- Excess sodium (i.e. salt) intake
- Low intake of nuts and seeds
- High intake of processed meats (such as bacon and sausage),
- Low seafood omega-3 fats consumption
- Low vegetable & fruit consumption
- High sugar-sweetened beverage intake
- Low whole grains consumption\\
- Low polyunsaturated fats, (vegetable oils)
- High intake of saturated (unprocessed) red meats (beef, lamb, pork).
Optimal dietary intake
What does “optimal” dietary intake look like? Optimal daily intakes include:
- Vegetables-400 grams daily (~ 2 ½ cups) this includes dried beans & peas
- Fruit-300 grams daily (about 2 medium pieces of fruit or 2 cups)-not including juice
o Whole grains-at least 125 grams daily (total 5 or more)-1 slice whole grain bread, ½ cup whole grain ready to eat cereals, cooked whole grain pasta, brown rice, quinoa or other
o Nuts & seeds-equivalent of at least five 1-ounce servings per week

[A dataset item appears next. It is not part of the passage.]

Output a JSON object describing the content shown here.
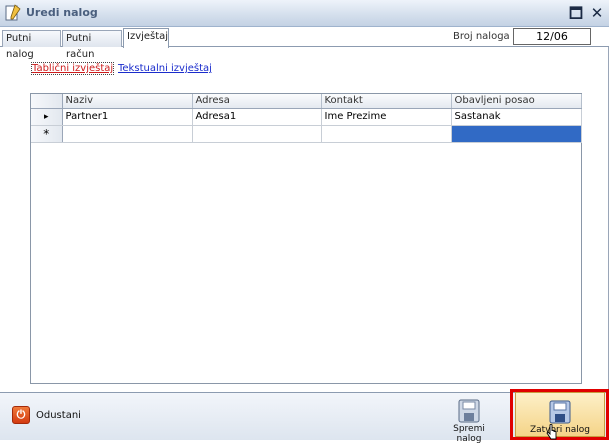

o Seafood-supplied omega 3 fats-at least 250 mg per day-available from 8 oz of a variety of fish per week or 4 oz /week of high omega 3 fat
Source: Healthy Eating Roundup: Behind the headlines
Life is busy, for all of us. Multitasking is the story of my life and one thing I can say with a definitive conclusion is that most of the time I don’t do it well. I find every aspect of my life improves when I tackle one task at a time simply by slowing down & paying attention. This certainly applies to eating. Many of us find ourselves rushing through our meals without giving the food we eat much of a second thought. How can we change? Below are a few strategies (adapted from Rebel Dietitians) for learning how to eat without distraction.
7 Ways to Stop Multitasking While you Eat
1. Take a few deep breaths-this could apply to everything we do. Take a few deep breaths & focus on the task at hand (eating).
2. Ask yourself what you are hungry for– normal eating is actually consuming foods you enjoy. Basing your food choices solely on health only leads to overall dissatisfaction to your palate & the endless quest for satisfaction.
3. Set the table and plate your food-make your meal an actual dining experience. Plate your food instead of picking.
4. Engage all your senses while eating
5. Taste your food-multitasking while you eat actually inhibits the pleasure you derive from eating. Before you know it, your meal is finished, yet you can’t quite seem to remember what your food tasted like (or even how much you ate).
6. Think about ways you could explain this food to someone who has never seen it before.
7. Pause in the middle of eating for at least two minutes-in other words, slow down. Remember your brain takes about 20 minutes to register that your body is full.